Ellis tasted the bitterest defeat in 2018 when they lost in the final again to Nigeria on penalties, but they have an equally difficult task ahead of them. At times South Africa have played the best football witnessed at this tournament, but with star Thembi Kgatlana ruled out with injury, the side lacks the cutting edge to kill games off. Only Linda Motlhalo and Jermaine Seoposenwe have scored two goals, and the team were lucky to beat Zambia in the semi-finals.

Finishing will be the difference

As expected with two so well coached sides, Morocco and South Africa have created more chances than any other team at the tournament, but they are also the two most wasteful sides at the tournament.

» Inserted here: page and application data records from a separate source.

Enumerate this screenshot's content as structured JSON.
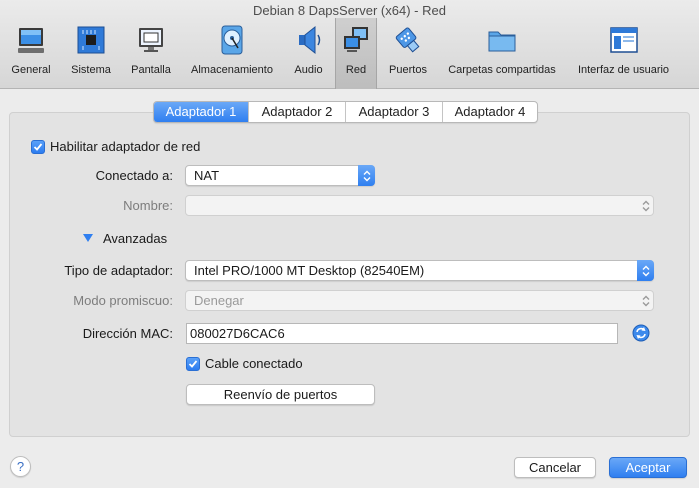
{
  "window": {
    "title": "Debian 8 DapsServer (x64) - Red"
  },
  "toolbar": {
    "items": [
      {
        "label": "General",
        "icon": "monitor-screen-icon"
      },
      {
        "label": "Sistema",
        "icon": "chip-board-icon"
      },
      {
        "label": "Pantalla",
        "icon": "display-icon"
      },
      {
        "label": "Almacenamiento",
        "icon": "hard-disk-icon"
      },
      {
        "label": "Audio",
        "icon": "speaker-icon"
      },
      {
        "label": "Red",
        "icon": "network-icon",
        "selected": true
      },
      {
        "label": "Puertos",
        "icon": "serial-port-icon"
      },
      {
        "label": "Carpetas compartidas",
        "icon": "folder-icon"
      },
      {
        "label": "Interfaz de usuario",
        "icon": "window-ui-icon"
      }
    ]
  },
  "tabs": [
    "Adaptador 1",
    "Adaptador 2",
    "Adaptador 3",
    "Adaptador 4"
  ],
  "adapter": {
    "enable_label": "Habilitar adaptador de red",
    "enable_checked": true,
    "attached_label": "Conectado a:",
    "attached_value": "NAT",
    "name_label": "Nombre:",
    "name_value": "",
    "advanced_label": "Avanzadas",
    "type_label": "Tipo de adaptador:",
    "type_value": "Intel PRO/1000 MT Desktop (82540EM)",
    "promisc_label": "Modo promiscuo:",
    "promisc_value": "Denegar",
    "mac_label": "Dirección MAC:",
    "mac_value": "080027D6CAC6",
    "cable_label": "Cable conectado",
    "cable_checked": true,
    "port_forward_label": "Reenvío de puertos"
  },
  "footer": {
    "help_label": "?",
    "cancel_label": "Cancelar",
    "accept_label": "Aceptar"
  },
  "colors": {
    "accent": "#2f7ff0",
    "panel": "#e3e3e3"
  }
}
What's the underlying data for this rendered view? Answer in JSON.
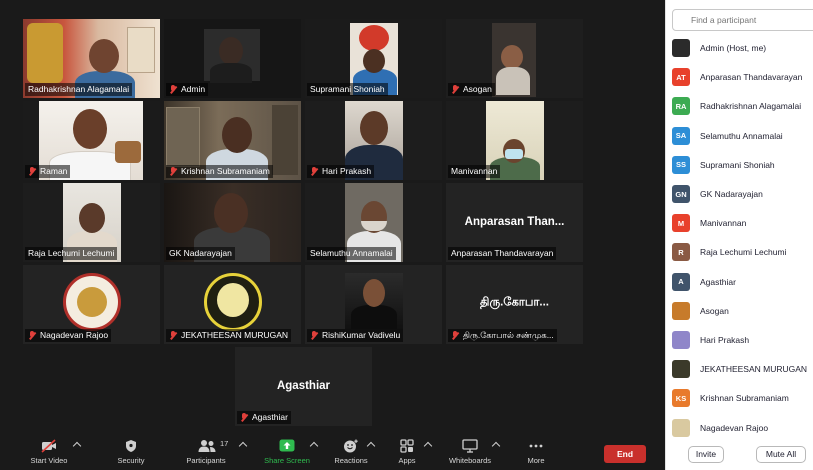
{
  "gallery": {
    "tiles": [
      {
        "name": "Radhakrishnan Alagamalai",
        "muted": false
      },
      {
        "name": "Admin",
        "muted": true
      },
      {
        "name": "Supramani Shoniah",
        "muted": false
      },
      {
        "name": "Asogan",
        "muted": true
      },
      {
        "name": "Raman",
        "muted": true
      },
      {
        "name": "Krishnan Subramaniam",
        "muted": true
      },
      {
        "name": "Hari Prakash",
        "muted": true
      },
      {
        "name": "Manivannan",
        "muted": false
      },
      {
        "name": "Raja Lechumi Lechumi",
        "muted": false
      },
      {
        "name": "GK Nadarayajan",
        "muted": false
      },
      {
        "name": "Selamuthu Annamalai",
        "muted": false
      },
      {
        "name": "Anparasan Thandavarayan",
        "muted": false,
        "display": "Anparasan  Than..."
      },
      {
        "name": "Nagadevan Rajoo",
        "muted": true
      },
      {
        "name": "JEKATHEESAN MURUGAN",
        "muted": true
      },
      {
        "name": "RishiKumar Vadivelu",
        "muted": true
      },
      {
        "name": "திரு.கோபால் சண்முக...",
        "muted": true,
        "display": "திரு.கோபா..."
      },
      {
        "name": "Agasthiar",
        "muted": true,
        "display": "Agasthiar"
      }
    ]
  },
  "toolbar": {
    "start_video": "Start Video",
    "security": "Security",
    "participants": "Participants",
    "participant_count": "17",
    "share_screen": "Share Screen",
    "reactions": "Reactions",
    "apps": "Apps",
    "whiteboards": "Whiteboards",
    "more": "More",
    "end": "End"
  },
  "panel": {
    "search_placeholder": "Find a participant",
    "participants": [
      {
        "name": "Admin (Host, me)",
        "initials": "",
        "color": "#2b2b2b"
      },
      {
        "name": "Anparasan Thandavarayan",
        "initials": "AT",
        "color": "#e8412c"
      },
      {
        "name": "Radhakrishnan Alagamalai",
        "initials": "RA",
        "color": "#3cab52"
      },
      {
        "name": "Selamuthu Annamalai",
        "initials": "SA",
        "color": "#2d8ed6"
      },
      {
        "name": "Supramani Shoniah",
        "initials": "SS",
        "color": "#2d8ed6"
      },
      {
        "name": "GK Nadarayajan",
        "initials": "GN",
        "color": "#40546b"
      },
      {
        "name": "Manivannan",
        "initials": "M",
        "color": "#e8412c"
      },
      {
        "name": "Raja Lechumi Lechumi",
        "initials": "R",
        "color": "#8a5a44"
      },
      {
        "name": "Agasthiar",
        "initials": "A",
        "color": "#40546b"
      },
      {
        "name": "Asogan",
        "initials": "",
        "color": "#c77b2b"
      },
      {
        "name": "Hari Prakash",
        "initials": "",
        "color": "#8f86c9"
      },
      {
        "name": "JEKATHEESAN MURUGAN",
        "initials": "",
        "color": "#3b3a2a"
      },
      {
        "name": "Krishnan Subramaniam",
        "initials": "KS",
        "color": "#e87a2c"
      },
      {
        "name": "Nagadevan Rajoo",
        "initials": "",
        "color": "#d9c9a0"
      }
    ],
    "invite": "Invite",
    "mute_all": "Mute All"
  },
  "colors": {
    "active_speaker": "#b8d43c",
    "end_button": "#c9302c",
    "share_screen": "#2fbb4f"
  }
}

South Africa’s over reliance on Thembi Kgatlana has left them vulnerable without the Racing Louisville forward. But Morocco have similar issues in front of goal. Against Nigeria, the Atlas Lionesses scored their first goal of the tournament from open play, and even that came from an error from the Nigerian keeper Chiamaka Nnadozie.

Both Rosella Ayane and Jermaine Seoposenwe have shown their quality in moments for their nations, but neither has quite found their shooting boots. Ayane, for all her excellent movement and chance creation, has only scored from the penalty spot. Meanwhile Seoposenwe has scored twice but missed a penalty and has similarly struggled to put chances away.

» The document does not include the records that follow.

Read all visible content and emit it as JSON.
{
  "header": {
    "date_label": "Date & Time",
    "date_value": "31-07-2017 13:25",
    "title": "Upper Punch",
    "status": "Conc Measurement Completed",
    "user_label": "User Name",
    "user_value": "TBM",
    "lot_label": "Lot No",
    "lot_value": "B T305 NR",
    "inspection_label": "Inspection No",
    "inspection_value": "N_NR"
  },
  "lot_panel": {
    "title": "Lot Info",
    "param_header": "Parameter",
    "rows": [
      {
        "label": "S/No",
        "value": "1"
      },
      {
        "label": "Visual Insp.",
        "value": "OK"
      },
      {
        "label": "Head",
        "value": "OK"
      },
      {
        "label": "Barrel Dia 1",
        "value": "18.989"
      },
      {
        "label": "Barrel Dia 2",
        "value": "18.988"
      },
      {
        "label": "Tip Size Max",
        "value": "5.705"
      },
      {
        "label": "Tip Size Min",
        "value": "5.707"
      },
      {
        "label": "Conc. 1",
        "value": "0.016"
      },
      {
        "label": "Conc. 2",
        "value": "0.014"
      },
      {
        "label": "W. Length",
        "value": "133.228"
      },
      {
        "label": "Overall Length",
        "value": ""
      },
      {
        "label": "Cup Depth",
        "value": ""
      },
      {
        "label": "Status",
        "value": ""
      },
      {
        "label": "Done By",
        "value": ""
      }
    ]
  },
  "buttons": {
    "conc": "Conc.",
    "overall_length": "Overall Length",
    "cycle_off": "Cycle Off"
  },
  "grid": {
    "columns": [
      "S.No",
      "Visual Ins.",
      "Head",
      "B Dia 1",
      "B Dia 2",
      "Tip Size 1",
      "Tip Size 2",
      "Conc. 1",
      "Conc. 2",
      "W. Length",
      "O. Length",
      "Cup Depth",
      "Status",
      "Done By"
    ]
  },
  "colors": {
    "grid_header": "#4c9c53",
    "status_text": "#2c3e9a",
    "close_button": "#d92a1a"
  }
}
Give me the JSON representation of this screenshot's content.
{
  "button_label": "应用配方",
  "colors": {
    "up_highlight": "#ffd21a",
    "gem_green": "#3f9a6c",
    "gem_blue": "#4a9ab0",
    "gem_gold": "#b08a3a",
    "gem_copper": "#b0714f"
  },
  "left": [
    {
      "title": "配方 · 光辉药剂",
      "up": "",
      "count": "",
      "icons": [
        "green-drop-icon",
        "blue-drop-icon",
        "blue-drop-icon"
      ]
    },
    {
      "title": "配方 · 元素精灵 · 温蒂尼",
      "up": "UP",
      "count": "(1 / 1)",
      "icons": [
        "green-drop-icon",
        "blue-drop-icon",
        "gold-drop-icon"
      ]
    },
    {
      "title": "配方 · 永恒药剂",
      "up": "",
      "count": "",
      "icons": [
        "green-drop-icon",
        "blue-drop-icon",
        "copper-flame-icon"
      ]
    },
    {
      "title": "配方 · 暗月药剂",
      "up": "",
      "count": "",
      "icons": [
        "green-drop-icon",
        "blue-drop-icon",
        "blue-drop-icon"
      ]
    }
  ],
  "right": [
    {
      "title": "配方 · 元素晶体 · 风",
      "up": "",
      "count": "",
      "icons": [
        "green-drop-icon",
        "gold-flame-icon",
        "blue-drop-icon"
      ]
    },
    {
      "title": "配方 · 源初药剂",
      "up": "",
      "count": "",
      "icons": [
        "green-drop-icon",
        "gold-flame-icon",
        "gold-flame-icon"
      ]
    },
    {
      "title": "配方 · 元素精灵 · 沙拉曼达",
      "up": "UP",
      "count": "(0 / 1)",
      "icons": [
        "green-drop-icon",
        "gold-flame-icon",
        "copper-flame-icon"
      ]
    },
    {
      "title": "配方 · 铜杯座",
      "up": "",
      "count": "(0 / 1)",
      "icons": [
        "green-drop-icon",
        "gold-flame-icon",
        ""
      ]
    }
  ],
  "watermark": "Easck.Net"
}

It may come down to one of the forwards to show the class that has been missing to make the difference.

Banyana need to ride the storm and rely on depth

One feature of both semi-finals that was very informative about the two sides was the way the coaches used their substitutes.

Despite playing against nine women for 50 minutes, Morocco could not score the winner against Nigeria. Despite their lack of cutting edge, Pedros only made one substitute during the 120 minutes. Morocco have only ever made one change in their starting 11 between matches. Pedros has a very strong 11, but he clearly does not trust his bench to make the difference.

On the other side, South Africa played probably their worst half of football at the tournament in the first 45 against Zambia. Desiree Ellis had clearly got her selection wrong, but she bravely changed things up. At half time she brought on Hildah Magaia and Nomvula Kgoale who transformed the game.

If South Africa can ride out the first half in the final where Morocco and their tempestuous support will throw everything at them, the pendulum will shift in South Africa’s favour. Ellis clearly trusts her substitutes to make the difference, and while they don’t have the same depth as Nigeria, they do have players like teenage sensation Nthabiseng Majiya who can come off the bench to change the game.

The tactical match on the side of the pitch will be as fascinating as that of the footballing battle on the pitch, but as is so common in finals, the result is often out of the coaches’ hands and instead settled by a moment of either brilliance or madness.

What they said

Morocco head coach Reynald Pedros:

“We have been working on this for more than a year. We arrive with some certainties and now we have to express it on the pitch. The enthusiasm of the public ensures we have to perform in every match with heart and desire.

“People can see that this team is ready to give everything for its country and its supporters. People have been coming to the stadium in huge numbers. If there was a stadium that seats 70 000 people, it would have been full.

“These are due to the efforts of the Moroccan Federation and the players, and now we must continue and not stop there. We’ll see what happens tomorrow, but it’s already a successful WAFCON.”

South Africa head coach Desiree Ellis:

“Everything we do is geared towards tomorrow, we know it’s going to be a difficult match – no matches in the knockout stages are easy, especially the final but we’re ready for every eventuality.

“I said from the beginning we selected a squad that’s versatile, that’s ready for the eventuality, we’ve had some challenges leading up to some of our games and the team was ready. So we thank coach Pitso and everyone else for the support they’ve given us.

“He’s been here, he’s done it all, he’s someone that we follow because he has led the way, he’s someone that we look up to and we chat often, so we appreciate that and we’ll do our level best tomorrow.”